Politico: “Speaker John Boehner is urging President Barack Obama to define the United States’ policy and mission in Syria, launching the opening salvo in what’s sure to be a turf battle between Congress and the White House over military intervention in the country. The letter, which was sent Wednesday afternoon, urges Obama to ‘make the case to the American people and Congress for how potential military action will secure American national security interests, preserve America’s credibility, deter the future use of chemical weapons, and, critically, be a part of our broader policy and strategy.’”
Roll Call: “Speaker John A. Boehner sent a letter to President Barack Obama Wednesday seeking a ‘clear, unambiguous explanation’ of how a strike on Syria fits into U.S. objectives and questioning the president’s legal authority to do so absent Congressional authorization.”
116 House members from both sides of the aisle sent a letter to the president asking him to get congressional approval before a strike on Syria.
NBC's Michael O'Brien & Tom Curry: "A growing minority of lawmakers in both parties are demanding that President Barack Obama seek approval from Congress before launching an attack against Syria. Most senior leaders in Congress appear content with the administration’s efforts to keep lawmakers abreast of what appears to be a fast-approaching military response to Syrian strongman Bashar al-Assad’s use of chemical weapons against opponents in that country’s protracted civil war. But ahead of any possible military action, a chorus of voices is calling for at least a Congressional debate, if not an explicit vote authorizing the use of force."

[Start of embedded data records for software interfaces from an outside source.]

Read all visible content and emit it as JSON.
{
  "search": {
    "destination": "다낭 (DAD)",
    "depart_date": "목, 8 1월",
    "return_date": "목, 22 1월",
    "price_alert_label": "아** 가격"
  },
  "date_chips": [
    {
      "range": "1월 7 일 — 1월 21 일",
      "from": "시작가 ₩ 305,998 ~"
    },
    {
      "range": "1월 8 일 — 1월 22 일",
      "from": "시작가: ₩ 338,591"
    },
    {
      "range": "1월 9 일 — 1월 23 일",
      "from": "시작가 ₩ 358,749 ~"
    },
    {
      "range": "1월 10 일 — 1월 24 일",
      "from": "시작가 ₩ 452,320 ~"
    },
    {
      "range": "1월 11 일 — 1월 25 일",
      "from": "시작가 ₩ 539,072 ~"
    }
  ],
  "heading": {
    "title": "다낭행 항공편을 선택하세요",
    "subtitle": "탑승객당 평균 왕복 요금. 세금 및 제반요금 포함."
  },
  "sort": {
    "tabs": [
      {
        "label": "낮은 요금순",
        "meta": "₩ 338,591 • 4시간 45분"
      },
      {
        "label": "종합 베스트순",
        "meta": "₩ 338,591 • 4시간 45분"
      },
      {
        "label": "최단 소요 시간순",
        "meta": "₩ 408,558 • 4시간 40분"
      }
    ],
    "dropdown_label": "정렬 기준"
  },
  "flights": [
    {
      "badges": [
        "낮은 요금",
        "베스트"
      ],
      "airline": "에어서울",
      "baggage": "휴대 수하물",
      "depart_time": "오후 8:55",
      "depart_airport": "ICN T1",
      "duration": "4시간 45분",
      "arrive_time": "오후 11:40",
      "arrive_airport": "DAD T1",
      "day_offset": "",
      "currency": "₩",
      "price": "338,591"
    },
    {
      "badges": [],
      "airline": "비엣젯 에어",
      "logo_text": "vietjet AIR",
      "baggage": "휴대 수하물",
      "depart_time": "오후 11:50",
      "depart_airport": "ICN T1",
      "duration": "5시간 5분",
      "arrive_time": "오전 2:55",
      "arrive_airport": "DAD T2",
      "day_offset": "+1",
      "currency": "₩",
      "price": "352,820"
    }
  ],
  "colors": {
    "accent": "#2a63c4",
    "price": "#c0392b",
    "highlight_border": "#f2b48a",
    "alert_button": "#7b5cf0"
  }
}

National Journal: "According to several sources with direct knowledge of the situation, the Republican Study Committee—a group of 172 conservative House members—has barred Heritage Foundation employees from attending its weekly meeting in the Capitol. The conservative think tank has been a presence at RSC meetings for decades and enjoys a close working relationship with the committee and its members. But that relationship is now stretched thin, sources say, due to a series of policy disputes that culminated with a blowup over last month's vote on the the farm bill."